“You can’t let history depict what your future is going to be like,” the Bulls’ DeMar DeRozan said. “You just have to go out there and set the tone and take on the challenge.” | Frank Franklin II/AP
The Bulls are projected to be a .500 team at best, but DeRozan wants his teammates to hear the outside noise to put that chip on their shoulder, but also be willing to slap that chip off when the games start to count.
The lessons taught by DeMar DeRozan in just the first week of Bulls training camp have been many.
The latest to his teammates?
It involves talk of dogs and running fast, but the gist of it from the veteran forward is be aware what’s being said and predicted, but don’t dwell on it.
What DeRozan is very aware of is that even with all the changes made to the roster – including his own addition — the Bulls are viewed as a .500 team at best. The prognosticators see it that way, and Las Vegas sees it that way.
DeRozan, however, sees it quite differently.
“I never try to put too much thought on how Vegas or whoever comes up with the odds they come up with, because at the end of the day you don’t know how hard we’re working, how bad we want something, how much we are fighting for something,” DeRozan said. “It’s bigger than just somebody’s predictions and how we are approaching it. This is an opportunity of a talented group that has a chip on their shoulders. You kind of run faster when the dog is chasing behind you; that’s the type of mentality we have to have going out there playing this season.”

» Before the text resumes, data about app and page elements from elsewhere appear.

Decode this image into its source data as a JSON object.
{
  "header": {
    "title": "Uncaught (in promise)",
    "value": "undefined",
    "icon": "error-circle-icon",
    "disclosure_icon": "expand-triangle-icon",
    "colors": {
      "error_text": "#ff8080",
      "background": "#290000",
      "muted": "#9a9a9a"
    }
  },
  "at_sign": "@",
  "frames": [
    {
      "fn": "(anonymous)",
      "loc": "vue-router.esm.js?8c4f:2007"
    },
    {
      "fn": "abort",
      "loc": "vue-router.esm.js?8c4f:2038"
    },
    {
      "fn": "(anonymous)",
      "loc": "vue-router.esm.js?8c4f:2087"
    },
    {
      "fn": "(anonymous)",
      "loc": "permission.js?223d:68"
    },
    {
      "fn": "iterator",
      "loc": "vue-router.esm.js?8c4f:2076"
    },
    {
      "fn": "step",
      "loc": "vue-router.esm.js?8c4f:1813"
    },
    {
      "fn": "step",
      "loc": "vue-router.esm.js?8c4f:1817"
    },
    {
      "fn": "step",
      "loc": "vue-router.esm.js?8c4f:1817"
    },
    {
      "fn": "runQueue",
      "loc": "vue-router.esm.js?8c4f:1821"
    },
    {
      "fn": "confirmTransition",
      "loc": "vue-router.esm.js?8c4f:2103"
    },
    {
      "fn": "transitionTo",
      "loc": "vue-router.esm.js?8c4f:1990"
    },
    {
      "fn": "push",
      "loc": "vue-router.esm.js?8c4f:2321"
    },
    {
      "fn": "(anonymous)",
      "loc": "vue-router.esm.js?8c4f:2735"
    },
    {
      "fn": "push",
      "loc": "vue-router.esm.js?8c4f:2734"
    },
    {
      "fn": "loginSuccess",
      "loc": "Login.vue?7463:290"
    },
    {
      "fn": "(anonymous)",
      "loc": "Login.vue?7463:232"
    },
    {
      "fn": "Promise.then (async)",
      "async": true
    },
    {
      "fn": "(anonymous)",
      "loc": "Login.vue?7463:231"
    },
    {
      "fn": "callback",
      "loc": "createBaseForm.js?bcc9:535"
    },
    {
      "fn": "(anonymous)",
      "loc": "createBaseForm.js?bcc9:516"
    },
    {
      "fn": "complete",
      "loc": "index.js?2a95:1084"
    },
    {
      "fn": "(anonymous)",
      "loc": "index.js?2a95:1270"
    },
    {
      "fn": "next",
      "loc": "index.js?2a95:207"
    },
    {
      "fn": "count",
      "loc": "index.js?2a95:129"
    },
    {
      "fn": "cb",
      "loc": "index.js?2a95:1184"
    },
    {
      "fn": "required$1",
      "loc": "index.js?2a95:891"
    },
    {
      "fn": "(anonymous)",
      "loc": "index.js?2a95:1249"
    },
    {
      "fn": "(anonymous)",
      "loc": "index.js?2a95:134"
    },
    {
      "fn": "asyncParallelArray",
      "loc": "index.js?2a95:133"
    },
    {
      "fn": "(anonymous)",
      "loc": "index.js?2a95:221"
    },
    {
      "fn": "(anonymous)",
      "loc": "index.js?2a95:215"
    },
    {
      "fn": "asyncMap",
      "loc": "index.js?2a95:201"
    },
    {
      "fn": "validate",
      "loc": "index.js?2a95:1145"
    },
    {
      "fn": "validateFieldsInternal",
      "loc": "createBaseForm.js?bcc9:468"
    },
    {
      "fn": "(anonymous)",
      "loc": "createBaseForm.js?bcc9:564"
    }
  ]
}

Play that gets at least a dress rehearsal on Tuesday, when the Bulls open up the four-game exhibition season at home against Cleveland.
A tip-off that isn’t expected to answer much in the big picture, but that doesn’t mean there isn’t importance being put into it.
According to DeRozan, he’s always used the preseason to work on getting into a rhythm. Not only his own, but a rhythm with his teammates.
Ideally, that rhythm comes quickly and the Bulls can get out to a quick start once the games actually do count.
That still won’t likely silence the doubters, but it will at least show the veteran that his teammates are up to accepting the challenge. Not from the critics, but the challenges they have put out there for each other.
“I’ve been on teams where we were picked to be in the tank and then win 50 games and make it to the third seed in the Eastern Conference,” DeRozan said, referring to his Toronto days. “I’ve heard it all — you can’t indulge in it. You can’t let history depict what your future is going to be like. You just have to go out there and set the tone and take on the challenge. With this group of guys and the talent we have everybody is willing to take on whatever that next challenge is.”
Challenge number one might be getting the young players to understand exactly what will be asked of them.
Patrick Williams is still nursing a sore left ankle, while Coby White is sidelined for possibly another month after offseason shoulder surgery, but there’s still Lonzo Ball, who is only 23 and figuring out life on a third team in the last few seasons, rookie big man Marko Simonovic, and even Derrick Jones Jr., who is still 24.
DeRozan has been doing his best to be a sounding board for all three, and anyone else who has a question or concern for him.
It’s about preparing them for the roller coaster ride that every season seems to bring.
“You are going to have ups and downs,” DeRozan said. “It’s all how you get through the downs when they come, how to maneuver through it. That’s on the guys who have been around to be together when things get tough because it is going to get tough. Just prepare for it.”